Skunk Cabbage Hollow has a robust shrub and herbaceous layer, which is especially beneficial for wildlife searching for cover from predators and shelter for their young. Mallards are often seen swimming in the shallow waters near the bank of Crum Creek. Other bird species also stop by Skunk Cabbage Hollow along their migration route because of the excellent shelter, water, and food it provides.
Almost immediately apparent after reaching the creek were the unique flowers of the Skunk Cabbage (Symplocarpus foetidus) which emerge before the skunk-smelling leaves. The flowers are composed of a modified leaf called a spathe that wraps around the fragile spadix. The spadix is an ovular yellow-green modified stem containing dozens of small flowers.
This remarkable native flower can warm itself while actively flowering, thereby melting the snow that surrounds it, and maintain its temperature at 36° F above the ambient temperature. The spathe of this plant varies greatly and can be any combination of red, purple, green, and yellow, with an interesting spotted pattern.
Another fascinating plant in Skunk Cabbage Hollow is the thorned honeylocust (Gleditsia triacanthos). In all my horticultural experience, I have never seen a thorned species to rival this tree, with thorns sometimes reaching a length greater than 8 inches. The thorned honeylocust evolved these thorns to deter megafauna (large animals, many of which are now extinct) which would eat its bark and damage the tree while reaching for the large seedpods. Although many of these megafauna disappeared as a result of early human interactions, the thorned honeylocust has kept its thorns.
Mike hypothesizes that the thorned honeylocust is another of the many indications of a American Indian settlement in the Crum Woods. It is well-documented that Ockanickon people had seasonal settlements along the Crum Creek, and a paper published last year that showed that almost every stand of honeylocust in the southern Appalachians corresponds to a historic American Indian settlement. American Indians created weapons and tools using the thorns, and may have planted this tree in Skunk Cabbage Hollow for their use.

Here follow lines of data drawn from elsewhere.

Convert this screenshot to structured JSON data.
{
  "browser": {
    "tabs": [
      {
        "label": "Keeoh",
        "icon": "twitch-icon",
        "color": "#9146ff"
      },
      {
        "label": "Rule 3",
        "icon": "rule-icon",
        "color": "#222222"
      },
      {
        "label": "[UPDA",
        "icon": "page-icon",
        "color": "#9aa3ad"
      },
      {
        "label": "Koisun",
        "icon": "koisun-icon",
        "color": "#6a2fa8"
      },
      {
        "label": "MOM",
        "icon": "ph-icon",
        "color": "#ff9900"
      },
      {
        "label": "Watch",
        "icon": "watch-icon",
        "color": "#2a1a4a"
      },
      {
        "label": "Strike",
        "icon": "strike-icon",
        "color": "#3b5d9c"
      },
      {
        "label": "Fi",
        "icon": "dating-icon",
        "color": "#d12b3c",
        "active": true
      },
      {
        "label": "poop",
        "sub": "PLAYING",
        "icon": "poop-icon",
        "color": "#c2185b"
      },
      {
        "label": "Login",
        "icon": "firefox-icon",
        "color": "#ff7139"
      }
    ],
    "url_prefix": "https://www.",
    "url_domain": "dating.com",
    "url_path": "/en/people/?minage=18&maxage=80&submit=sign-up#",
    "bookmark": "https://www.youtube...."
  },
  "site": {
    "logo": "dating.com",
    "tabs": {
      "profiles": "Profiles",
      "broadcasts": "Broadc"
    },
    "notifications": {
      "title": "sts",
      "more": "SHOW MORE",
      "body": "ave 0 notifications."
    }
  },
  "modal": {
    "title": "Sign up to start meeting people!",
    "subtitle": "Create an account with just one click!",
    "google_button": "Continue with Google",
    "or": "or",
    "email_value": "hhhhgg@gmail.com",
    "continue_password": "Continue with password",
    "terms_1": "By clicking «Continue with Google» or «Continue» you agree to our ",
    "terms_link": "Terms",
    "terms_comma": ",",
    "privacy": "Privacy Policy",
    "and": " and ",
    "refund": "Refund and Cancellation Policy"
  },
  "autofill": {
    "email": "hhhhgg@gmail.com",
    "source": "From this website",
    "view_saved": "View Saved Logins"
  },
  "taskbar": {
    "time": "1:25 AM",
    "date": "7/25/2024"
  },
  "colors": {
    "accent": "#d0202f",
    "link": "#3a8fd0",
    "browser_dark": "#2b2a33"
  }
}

Several other species in Skunk Cabbage Hollow are balsam poplars (Populus balsamifera), black willow (Salix nigra), boxelder (Acer negundo), silky dogwood (Cornus amomum), red maple (Acer rubrum), white oak, (Quercus alba), green ash (Fraxinus pennsylvanica), and buttonbush (Cephalanthus occidentalis).

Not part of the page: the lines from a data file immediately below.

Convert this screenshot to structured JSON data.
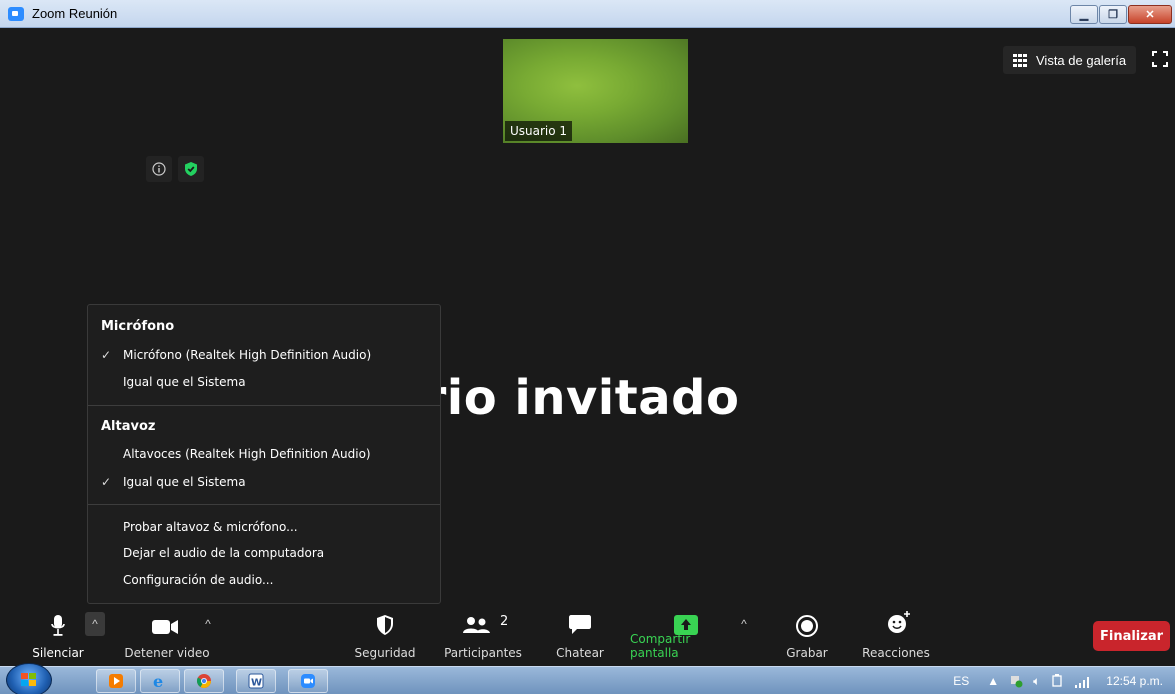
{
  "window": {
    "title": "Zoom Reunión"
  },
  "meeting": {
    "participant_thumb_name": "Usuario 1",
    "gallery_view_label": "Vista de galería",
    "guest_display_name": "uario invitado"
  },
  "audio_menu": {
    "microphone_section": "Micrófono",
    "microphone_items": [
      {
        "label": "Micrófono (Realtek High Definition Audio)",
        "checked": true
      },
      {
        "label": "Igual que el Sistema",
        "checked": false
      }
    ],
    "speaker_section": "Altavoz",
    "speaker_items": [
      {
        "label": "Altavoces (Realtek High Definition Audio)",
        "checked": false
      },
      {
        "label": "Igual que el Sistema",
        "checked": true
      }
    ],
    "actions": [
      "Probar altavoz & micrófono...",
      "Dejar el audio de la computadora",
      "Configuración de audio..."
    ],
    "check_glyph": "✓"
  },
  "toolbar": {
    "mute_label": "Silenciar",
    "video_label": "Detener video",
    "security_label": "Seguridad",
    "participants_label": "Participantes",
    "participants_count": "2",
    "chat_label": "Chatear",
    "share_label": "Compartir pantalla",
    "record_label": "Grabar",
    "reactions_label": "Reacciones",
    "end_label": "Finalizar",
    "share_color": "#39d353",
    "end_color": "#c9252c"
  },
  "taskbar": {
    "language": "ES",
    "time": "12:54 p.m."
  }
}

The three mature trees of balsam poplar are the only known stand in Delaware County. It might be the rarest tree in the Crum Woods.

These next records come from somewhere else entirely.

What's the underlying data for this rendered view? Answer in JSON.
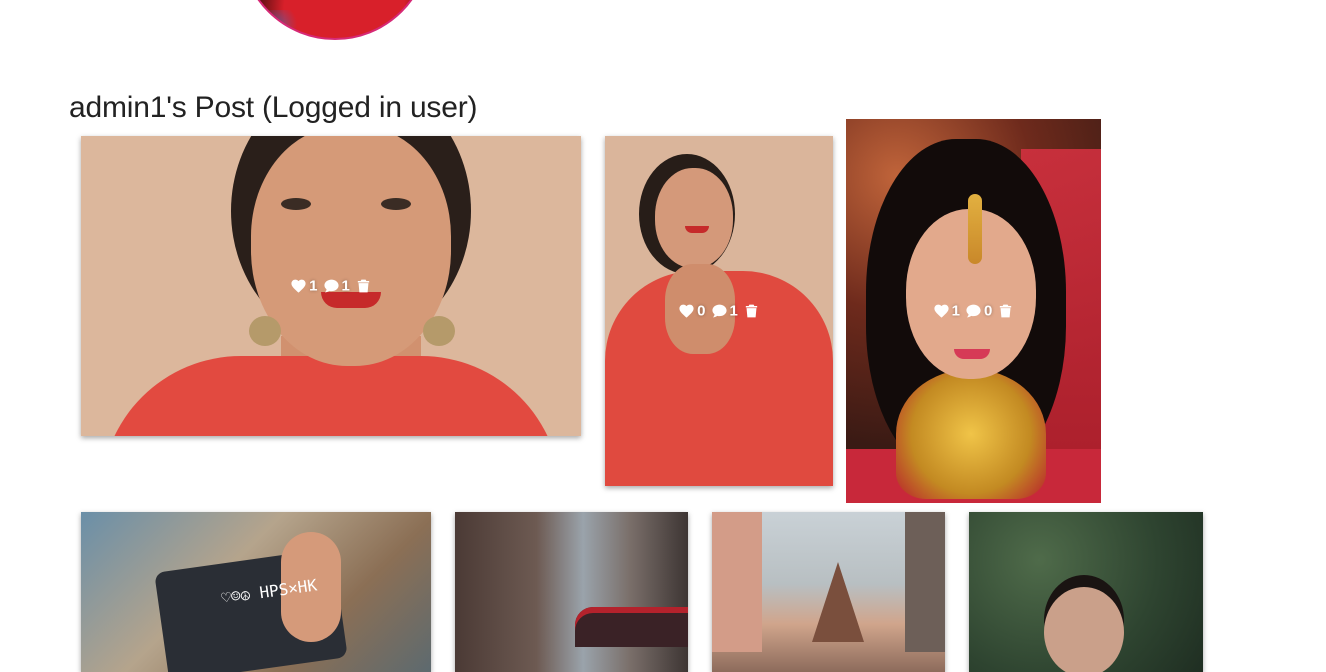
{
  "profile": {
    "avatar_colors": {
      "border": "#d62976",
      "shirt": "#d8202a"
    }
  },
  "section": {
    "title": "admin1's Post (Logged in user)"
  },
  "posts": [
    {
      "likes": "1",
      "comments": "1",
      "delete_icon": "trash-icon"
    },
    {
      "likes": "0",
      "comments": "1",
      "delete_icon": "trash-icon"
    },
    {
      "likes": "1",
      "comments": "0",
      "delete_icon": "trash-icon"
    }
  ],
  "more_posts": {
    "sign_text": "♡☺☮ HPS×HK"
  },
  "icons": {
    "like": "heart-icon",
    "comment": "comment-icon",
    "delete": "trash-icon"
  }
}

Skunk Cabbage Hollow is the only location in the Crum Woods to find buttonbush and green ash. These plants are typical in wet areas.
Groundcovers and small herbaceous plants in Skunk Cabbage Hollow include rushes, sedges, Joe Pye weed, sensitive fern, smartweed, and, of course, skunk cabbage. Additionally, adjacent to Skunk Cabbage Hollow, Mike found an umbrella magnolia (Magnolia tripetalata) which is endangered in Pennsylvania, evidence of this incredibly important ecosystem.
In the past three years Arboretum volunteers have spent many sessions removing border privet (Ligustrum obtusifolium) and other foreign shrubs. You can see the piles of privet carnage scattered about. About 500 trees and shrubs have been planted in the past two spring plant-outs, including:
Asimina triloba (pawpaw)
Prunus serotina (black cherry)
Cephalanthus occidentalis (buttonbush)
Chionanthus virginicus (white fringe tree)
Clethra alnifolia (sweet pepperbush)
Ilex verticillata (winterberry)
Nyssa sylvatica (black tupelo)
Salix exigua (coyote willow)
Salix nigra (black willow)
Salix sericea (silky willow)
Sambucus nigra ssp. canadensis (American elder)
Take some time this spring to explore this unique ecosystem and interact with some of our own native flora and fauna. See if you can find these ecological gems for yourself.